In the Oklahoma deer hunting community there are several misconceptions about managing your whitetail deer herd. One common practice is to prepare for the season by filling your deer feeders the few weeks leading up to deer season with corn, dump out a few bags of attractant or mineral and the deer will flood in to your honey hole. While in some cases this can be effective, does it really benefit your wildlife population as a whole? As Oklahoma hunters, we have a responsibility to do what is best for our wildlife populations, not just what will increase our odds of a successful harvest. Wildlife management in Oklahoma is a year round effort with no shortcuts. While there are many how-to articles and hunting talk forums with tips and tactics on how to maximize the potential of your whitetail deer hunting property, there is no one size fits all answer! The best way to create the deer hunting mecca all Oklahoma deer hunters long to hunt on, is to study your property, study your herd and consult with a local biologist or research organization. The Oklahoma Wildlife Management Association has resources available to assist our members in understanding what deer management questions and help connect them with the right organization to assist in creating their whitetail management plan.
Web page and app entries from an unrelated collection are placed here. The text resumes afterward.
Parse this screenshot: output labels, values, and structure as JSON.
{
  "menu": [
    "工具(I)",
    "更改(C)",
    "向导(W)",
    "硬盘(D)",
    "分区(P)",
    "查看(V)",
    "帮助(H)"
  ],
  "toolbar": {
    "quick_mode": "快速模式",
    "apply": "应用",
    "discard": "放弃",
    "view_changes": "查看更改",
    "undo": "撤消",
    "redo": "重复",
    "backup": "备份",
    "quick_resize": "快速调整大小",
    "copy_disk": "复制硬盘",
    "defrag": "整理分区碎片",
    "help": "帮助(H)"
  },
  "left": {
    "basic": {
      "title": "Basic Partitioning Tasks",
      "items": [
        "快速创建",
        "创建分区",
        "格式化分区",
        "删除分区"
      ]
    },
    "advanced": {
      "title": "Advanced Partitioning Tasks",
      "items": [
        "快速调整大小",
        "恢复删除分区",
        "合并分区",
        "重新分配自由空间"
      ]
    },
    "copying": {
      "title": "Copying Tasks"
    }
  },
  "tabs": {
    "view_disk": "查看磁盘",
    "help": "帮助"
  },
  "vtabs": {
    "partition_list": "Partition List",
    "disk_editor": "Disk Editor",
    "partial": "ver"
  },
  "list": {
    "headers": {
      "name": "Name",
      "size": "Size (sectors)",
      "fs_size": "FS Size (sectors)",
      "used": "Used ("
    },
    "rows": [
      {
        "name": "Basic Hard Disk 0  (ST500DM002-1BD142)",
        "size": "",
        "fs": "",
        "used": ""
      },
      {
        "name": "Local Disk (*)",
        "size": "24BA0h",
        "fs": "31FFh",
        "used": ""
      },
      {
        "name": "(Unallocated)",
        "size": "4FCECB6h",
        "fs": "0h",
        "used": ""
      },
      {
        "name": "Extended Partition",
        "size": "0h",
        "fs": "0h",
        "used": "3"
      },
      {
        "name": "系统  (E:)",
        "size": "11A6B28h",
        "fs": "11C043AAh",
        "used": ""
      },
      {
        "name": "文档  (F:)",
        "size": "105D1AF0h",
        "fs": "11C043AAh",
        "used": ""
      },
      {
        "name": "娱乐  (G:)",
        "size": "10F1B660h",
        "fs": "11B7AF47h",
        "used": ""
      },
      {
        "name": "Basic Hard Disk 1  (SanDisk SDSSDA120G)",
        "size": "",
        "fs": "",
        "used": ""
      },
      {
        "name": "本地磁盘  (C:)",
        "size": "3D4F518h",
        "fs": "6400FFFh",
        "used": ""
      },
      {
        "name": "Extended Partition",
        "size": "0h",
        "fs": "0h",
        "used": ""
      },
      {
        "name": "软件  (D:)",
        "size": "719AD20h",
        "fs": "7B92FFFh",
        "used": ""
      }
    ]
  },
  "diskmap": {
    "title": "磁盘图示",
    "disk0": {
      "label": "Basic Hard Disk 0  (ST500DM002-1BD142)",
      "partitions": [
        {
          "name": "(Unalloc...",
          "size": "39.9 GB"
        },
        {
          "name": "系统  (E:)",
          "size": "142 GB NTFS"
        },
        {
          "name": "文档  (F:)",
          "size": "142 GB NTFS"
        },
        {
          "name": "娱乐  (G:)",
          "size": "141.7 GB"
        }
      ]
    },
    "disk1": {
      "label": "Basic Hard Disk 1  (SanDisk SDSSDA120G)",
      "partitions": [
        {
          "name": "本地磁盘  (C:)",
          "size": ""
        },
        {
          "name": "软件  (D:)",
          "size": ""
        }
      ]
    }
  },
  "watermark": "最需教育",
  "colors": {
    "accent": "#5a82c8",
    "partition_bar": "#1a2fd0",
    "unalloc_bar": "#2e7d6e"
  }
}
According to the research of Oklahoma Wildlife Management Association president and Noble Research Institute Senior Wildlife and Fisheries Consultant, Mike Porter, there are three main concepts whitetail deer managers should focus on.
Excellent Deer Habitat
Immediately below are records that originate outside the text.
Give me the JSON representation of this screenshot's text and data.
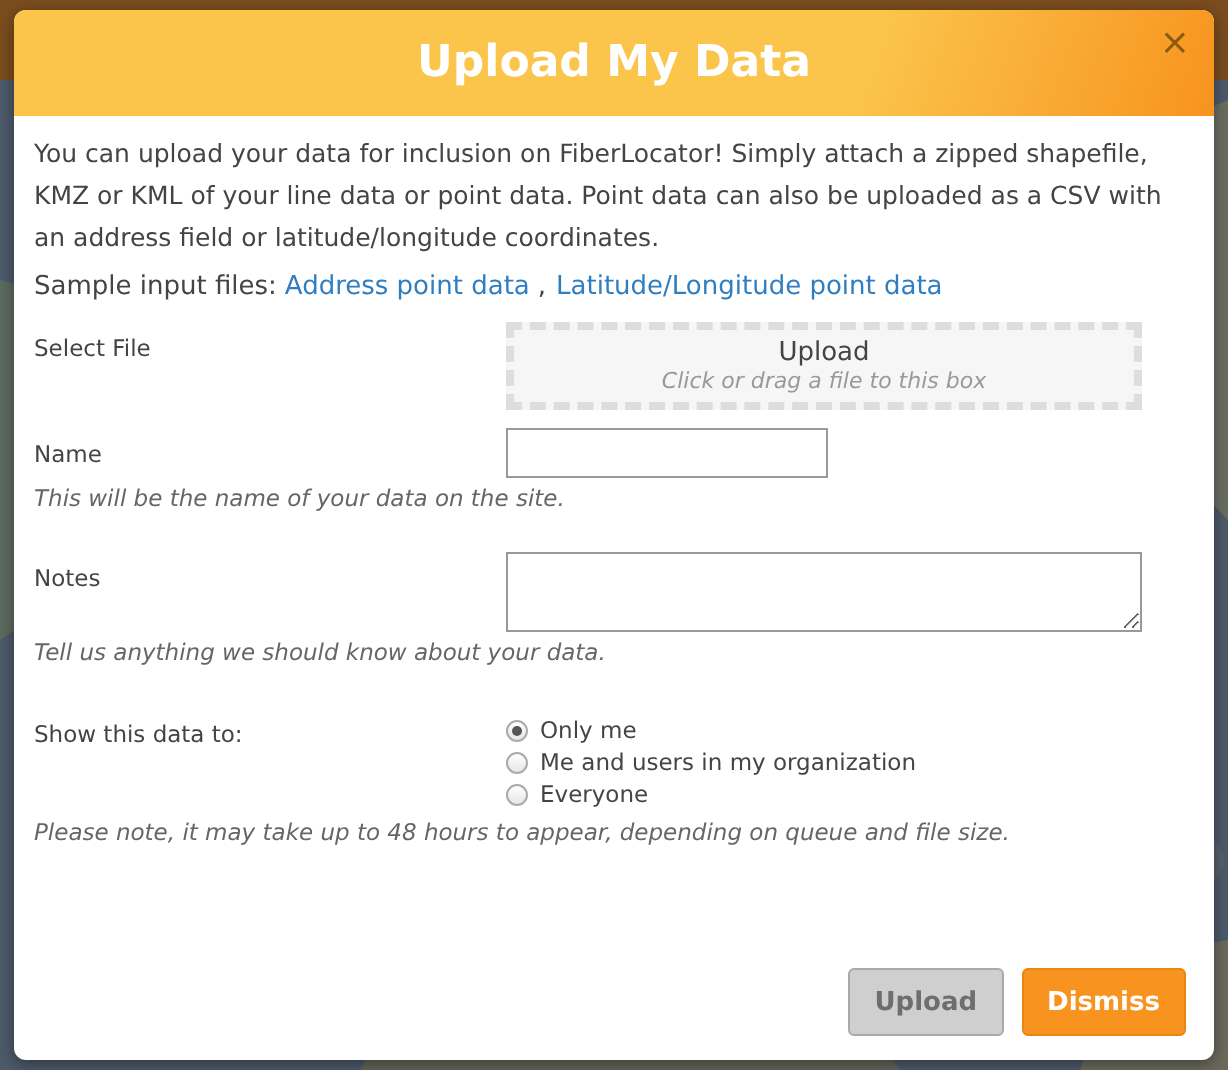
{
  "dialog": {
    "title": "Upload My Data",
    "close": "×"
  },
  "intro": "You can upload your data for inclusion on FiberLocator! Simply attach a zipped shapefile, KMZ or KML of your line data or point data. Point data can also be uploaded as a CSV with an address field or latitude/longitude coordinates.",
  "samples": {
    "label": "Sample input files:",
    "separator": ",",
    "links": [
      "Address point data",
      "Latitude/Longitude point data"
    ]
  },
  "file": {
    "label": "Select File",
    "title": "Upload",
    "hint": "Click or drag a file to this box"
  },
  "name": {
    "label": "Name",
    "help": "This will be the name of your data on the site."
  },
  "notes": {
    "label": "Notes",
    "help": "Tell us anything we should know about your data."
  },
  "visibility": {
    "label": "Show this data to:",
    "options": [
      {
        "label": "Only me",
        "selected": true
      },
      {
        "label": "Me and users in my organization",
        "selected": false
      },
      {
        "label": "Everyone",
        "selected": false
      }
    ]
  },
  "note": "Please note, it may take up to 48 hours to appear, depending on queue and file size.",
  "buttons": [
    {
      "label": "Upload",
      "kind": "secondary",
      "disabled": true
    },
    {
      "label": "Dismiss",
      "kind": "primary",
      "disabled": false
    }
  ]
}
Adequate Doe Harvest
Conservative Buck Harvest
These topics might take some Oklahoma deer hunters by surprise. Managing all of our Oklahoma hunting property for deer isn’t as sexy as solely focusing on the areas we hunt. Running cameras on our corn piles and planting food plots that would make a farmer in western Oklahoma proud are two things that can benefit the herd health, but if those are our only two management practices, we are not going to see the health benefits we are shooting for.
The second and third topics fall hand in hand with why they are important, overlooked and misunderstood. Because nobody makes the cover of a magazine or into the record books with the whitetail doe they shot on opening morning of the Oklahoma whitetail deer bow season, doe harvest takes a backseat to the harvest of a buck in most cases. Glory aside, humans are drawn to antlers and horns by nature. Don’t believe me? Take a toddler into a room full of deer sheds or deer mounts and that child is going to try its darndest to play with them. When your son or daughter goes out for their first hunt, if they can choose between a buck or a doe, odds are they will choose the buck regardless of it being a Boone and Crockett record book deer or a spike buck that knocked half his antler off during the summer! We do not want this to be taken as a negative look at harvesting a buck, we want to point out there should be a balance.
“Adequate doe harvest is important to maintain relatively close adult sex ratio, deer abundance within carrying capacity (optimum number that a habitat supports), optimum deer nutrition and good fawn crops. Males have higher mortality rates than females, so doe harvest is necessary to keep adult sex ratio relatively close. A habitat can provide optimum nutrition for only a certain number of deer. When deer numbers increase beyond carrying capacity without adequate doe harvest, deer nutrition declines, which decreases deer health, deer weight, antler size and fawn survival. Although seemingly counterintuitive, more fawns can be recruited into a healthy population with fewer does than a population with overabundant does that exceeds carrying capacity. When a habitat has too many does, inadequate space for additional bucks exists.” (Porter 2016)
Not only is harvesting does pertinent to the overall health of our Oklahoma whitetail deer herds, when we focus on harvesting does in our management plans, it opens up opportunities to share the experience with new hunters without compromising our conservative buck harvest.
“Conservative buck harvest is important for goals emphasizing abundant bucks or large antlers. Age of bucks harvested is less important than total number of bucks harvested. When bucks with large antlers is an important goal, generally less than 15 percent of the buck standing crop should be harvested annually. Depending upon deer density, adult sex ratio and fawn crop, buck harvest rates for this goal are commonly only one buck per 400 to 1,000 acres. Buck harvest rates outside this range may be appropriate in atypical situations such as very productive habitats, distorted sex ratios, etc. Free-ranging bucks tend to grow larger each year they live, and it takes many years for a buck to grow his largest set of antlers.” (Porter, 2016)
Wildlife managers who put the focus on maintaining a healthy herd and take it off harvesting the largest deer on the property, will provide a level of success that is repeatable year after year. Managing your Oklahoma whitetail deer hunting property is not a simple or small task, the three concepts we presented today are just the tip of the iceberg. What I challenge you to do is continue to learn, share your knowledge and work to better all of Oklahoma’s hunting opportunities.
Porter, Mike. “White-Tailed Deer Managers Should Focus on Three Concepts.” Noble Research Institute, 1 Sept. 2016, www.noble.org/news/publications/ag-news-and-views/2016/september/white-tailed-deer-managers-should-focus-on-three-concepts/.